Your task:
From the entries below, gather every line containing the string "desc".

(Materials provided begins)

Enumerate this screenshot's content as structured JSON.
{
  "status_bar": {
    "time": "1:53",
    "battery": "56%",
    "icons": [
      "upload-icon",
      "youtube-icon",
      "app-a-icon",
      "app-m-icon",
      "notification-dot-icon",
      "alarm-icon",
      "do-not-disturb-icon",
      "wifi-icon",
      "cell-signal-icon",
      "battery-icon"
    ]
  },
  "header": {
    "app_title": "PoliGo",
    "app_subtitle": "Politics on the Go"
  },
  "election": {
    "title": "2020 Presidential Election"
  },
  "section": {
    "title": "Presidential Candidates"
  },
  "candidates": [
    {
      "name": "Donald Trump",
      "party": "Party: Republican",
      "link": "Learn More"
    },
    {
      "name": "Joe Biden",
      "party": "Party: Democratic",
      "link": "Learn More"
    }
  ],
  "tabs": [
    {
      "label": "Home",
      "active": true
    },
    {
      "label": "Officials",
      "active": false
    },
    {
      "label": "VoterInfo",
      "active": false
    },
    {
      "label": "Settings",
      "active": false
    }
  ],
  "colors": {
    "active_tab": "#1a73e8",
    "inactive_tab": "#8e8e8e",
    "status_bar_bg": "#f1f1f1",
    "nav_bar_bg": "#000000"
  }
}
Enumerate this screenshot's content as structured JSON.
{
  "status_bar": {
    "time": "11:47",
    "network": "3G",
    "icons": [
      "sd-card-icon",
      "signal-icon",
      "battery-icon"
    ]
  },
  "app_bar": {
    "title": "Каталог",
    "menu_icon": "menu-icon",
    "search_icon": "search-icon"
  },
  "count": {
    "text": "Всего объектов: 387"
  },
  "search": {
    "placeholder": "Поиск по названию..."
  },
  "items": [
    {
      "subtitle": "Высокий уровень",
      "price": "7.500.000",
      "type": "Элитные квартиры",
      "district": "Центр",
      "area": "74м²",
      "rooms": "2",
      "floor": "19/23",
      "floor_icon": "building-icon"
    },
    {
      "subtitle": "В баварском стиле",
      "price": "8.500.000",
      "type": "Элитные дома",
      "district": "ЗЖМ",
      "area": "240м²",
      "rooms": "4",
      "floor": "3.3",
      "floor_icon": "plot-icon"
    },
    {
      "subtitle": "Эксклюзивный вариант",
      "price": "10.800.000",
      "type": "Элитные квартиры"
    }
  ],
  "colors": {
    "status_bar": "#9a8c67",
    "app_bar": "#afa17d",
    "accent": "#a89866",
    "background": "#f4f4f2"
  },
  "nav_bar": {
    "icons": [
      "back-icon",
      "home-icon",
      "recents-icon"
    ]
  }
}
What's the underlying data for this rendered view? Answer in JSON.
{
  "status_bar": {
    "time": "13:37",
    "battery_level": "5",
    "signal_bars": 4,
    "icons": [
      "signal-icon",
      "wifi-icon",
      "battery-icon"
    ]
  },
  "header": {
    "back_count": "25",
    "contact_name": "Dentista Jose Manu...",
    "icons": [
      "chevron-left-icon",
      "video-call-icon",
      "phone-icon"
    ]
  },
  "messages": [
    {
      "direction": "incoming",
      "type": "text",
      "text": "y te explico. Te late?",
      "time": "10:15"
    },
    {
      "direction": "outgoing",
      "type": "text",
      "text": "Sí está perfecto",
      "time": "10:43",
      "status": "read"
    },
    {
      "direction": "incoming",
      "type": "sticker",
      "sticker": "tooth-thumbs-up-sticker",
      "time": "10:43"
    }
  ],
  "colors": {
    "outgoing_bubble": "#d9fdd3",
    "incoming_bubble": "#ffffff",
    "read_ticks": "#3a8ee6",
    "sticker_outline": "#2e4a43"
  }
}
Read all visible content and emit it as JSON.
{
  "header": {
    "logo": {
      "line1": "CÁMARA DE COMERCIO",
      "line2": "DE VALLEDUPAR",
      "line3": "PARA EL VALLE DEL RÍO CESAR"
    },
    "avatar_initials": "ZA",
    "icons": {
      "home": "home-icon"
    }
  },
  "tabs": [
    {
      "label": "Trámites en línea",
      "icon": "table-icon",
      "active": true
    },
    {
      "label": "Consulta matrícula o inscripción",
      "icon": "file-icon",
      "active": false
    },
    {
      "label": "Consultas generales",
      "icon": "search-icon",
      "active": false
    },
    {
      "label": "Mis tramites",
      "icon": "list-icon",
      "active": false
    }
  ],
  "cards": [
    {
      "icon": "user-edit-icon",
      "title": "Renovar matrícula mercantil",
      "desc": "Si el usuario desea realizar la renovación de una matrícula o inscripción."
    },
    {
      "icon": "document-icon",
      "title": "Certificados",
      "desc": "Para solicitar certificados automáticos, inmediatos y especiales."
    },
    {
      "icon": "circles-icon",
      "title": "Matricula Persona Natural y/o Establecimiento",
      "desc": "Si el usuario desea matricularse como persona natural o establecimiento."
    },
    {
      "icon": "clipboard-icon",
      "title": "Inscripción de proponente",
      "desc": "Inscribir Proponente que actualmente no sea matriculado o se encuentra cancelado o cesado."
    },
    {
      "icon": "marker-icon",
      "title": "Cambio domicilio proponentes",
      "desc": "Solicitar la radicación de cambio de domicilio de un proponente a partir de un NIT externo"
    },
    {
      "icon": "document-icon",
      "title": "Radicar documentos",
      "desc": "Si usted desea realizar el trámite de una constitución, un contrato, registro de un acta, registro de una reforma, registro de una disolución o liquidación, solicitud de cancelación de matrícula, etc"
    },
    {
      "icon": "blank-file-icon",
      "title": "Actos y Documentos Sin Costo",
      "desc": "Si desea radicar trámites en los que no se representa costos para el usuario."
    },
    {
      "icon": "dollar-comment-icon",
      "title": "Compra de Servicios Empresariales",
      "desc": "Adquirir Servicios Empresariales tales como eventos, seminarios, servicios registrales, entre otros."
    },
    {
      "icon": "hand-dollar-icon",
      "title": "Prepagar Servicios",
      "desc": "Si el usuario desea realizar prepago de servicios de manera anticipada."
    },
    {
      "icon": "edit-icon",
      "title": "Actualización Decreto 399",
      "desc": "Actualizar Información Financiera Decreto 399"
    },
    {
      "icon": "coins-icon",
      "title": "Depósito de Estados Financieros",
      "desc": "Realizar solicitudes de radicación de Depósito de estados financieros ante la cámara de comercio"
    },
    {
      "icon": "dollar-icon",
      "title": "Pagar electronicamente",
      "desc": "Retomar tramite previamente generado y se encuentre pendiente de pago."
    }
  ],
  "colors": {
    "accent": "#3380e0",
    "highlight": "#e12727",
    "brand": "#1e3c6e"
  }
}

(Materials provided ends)

Answer space:
      "desc": "Si el usuario desea realizar la renovación de una matrícula o inscripción."
      "desc": "Para solicitar certificados automáticos, inmediatos y especiales."
      "desc": "Si el usuario desea matricularse como persona natural o establecimiento."
      "desc": "Inscribir Proponente que actualmente no sea matriculado o se encuentra cancelado o cesado."
      "desc": "Solicitar la radicación de cambio de domicilio de un proponente a partir de un NIT externo"
      "desc": "Si usted desea realizar el trámite de una constitución, un contrato, registro de un acta, registro de una reforma, registro de una disolución o liquidación, solicitud de cancelación de matrícula, etc"
      "desc": "Si desea radicar trámites en los que no se representa costos para el usuario."
      "desc": "Adquirir Servicios Empresariales tales como eventos, seminarios, servicios registrales, entre otros."
      "desc": "Si el usuario desea realizar prepago de servicios de manera anticipada."
      "desc": "Actualizar Información Financiera Decreto 399"
      "desc": "Realizar solicitudes de radicación de Depósito de estados financieros ante la cámara de comercio"
      "desc": "Retomar tramite previamente generado y se encuentre pendiente de pago."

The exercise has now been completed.